Prime Minister Justin Trudeau had no knowledge of a conversation that was secretly taped by former Attorney-General Jody Wilson-Raybould about SNC-Lavalin because he was not briefed by Canada’s top civil servant.
The reason? “Everybody went on holidays the next day,” says Frank Addario, the lawyer for former Clerk of the Privy Council Michael Wernick in a statement to the Star.
That explanation comes a day after the House of Commons Justice committee released bombshell audio of Wilson-Raybould and Wernick in a Dec. 19 phone call that lasted 17 minutes. Trudeau has claimed he didn’t know about the controversial exchange.
“The clerk raised the issue with the AG as part of his job to manage relations between the PM and his cabinet ministers,” said Addario. “When everyone returned at the beginning of January, the first burning issue was the (Scott) Brison resignation and a cabinet shuffle. The SNC issue never made it back to the top of the discussion list.”
Brison, a Liberal MP, abruptly resigned from his role as president of the Treasury Board after representing the Nova Scotia riding of Kings-Hants for 22 years.
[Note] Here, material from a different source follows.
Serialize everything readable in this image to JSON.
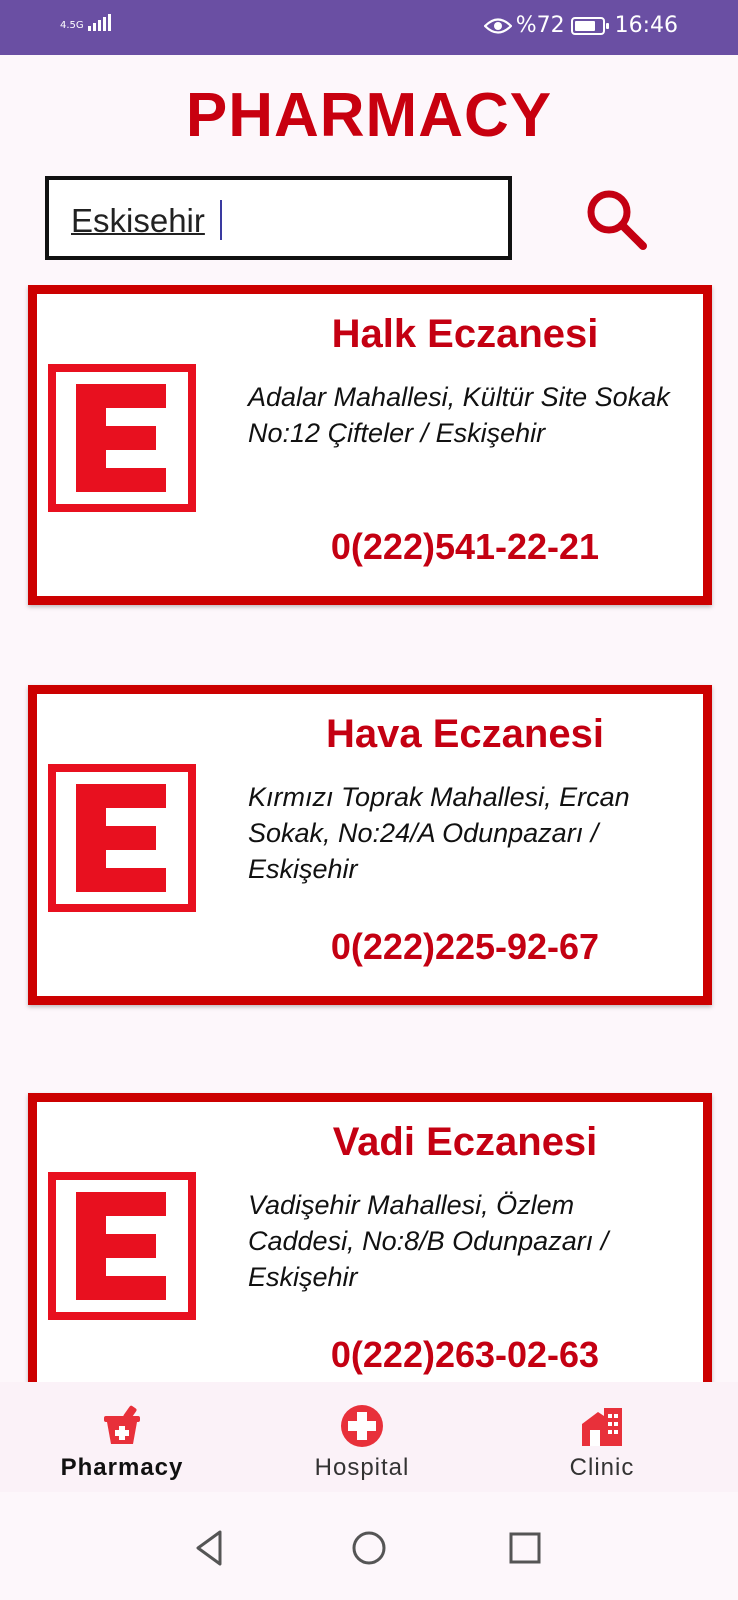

In the taped, confrontational conversation, Wilson-Raybould repeatedly warns Wernick that the prime minister and his officials were engaging in political interference with the SNC-Lavalin prosecution. The conversation ends with Wernick warning Wilson-Raybould that he was concerned about reaction from the Prime Minister over her handling of the case.
Wilson-Raybould had refused to intervene in the corruption trial of the Quebec-based company and to negotiate a remediation agreement. The agreement would have allowed the engineering firm to avoid a criminal trial.
“It is entirely inappropriate and it is political interference,” she told Wernick in their conversation.
However, Wernick’s lawyer said the high-stakes standoff between the two was not reported to the prime minister.
“The Clerk never discussed SNC again with the PM or PMO until someone leaked the story to the Globe and Mail in early February,” said Addario.
Wilson-Raybould’s secret taping of the discussion without Wernick’s knowledge has also come under fire from some members of the legal community who say it raises ethical questions.
The preliminary inquiry into the bribery and fraud case against SNC-Lavalin resumes Monday, April 1, with defence submissions to be made.
With files from Tonda MacCharles
Tony Wong is a reporter based in Toronto. Follow him on Twitter: @tonydwong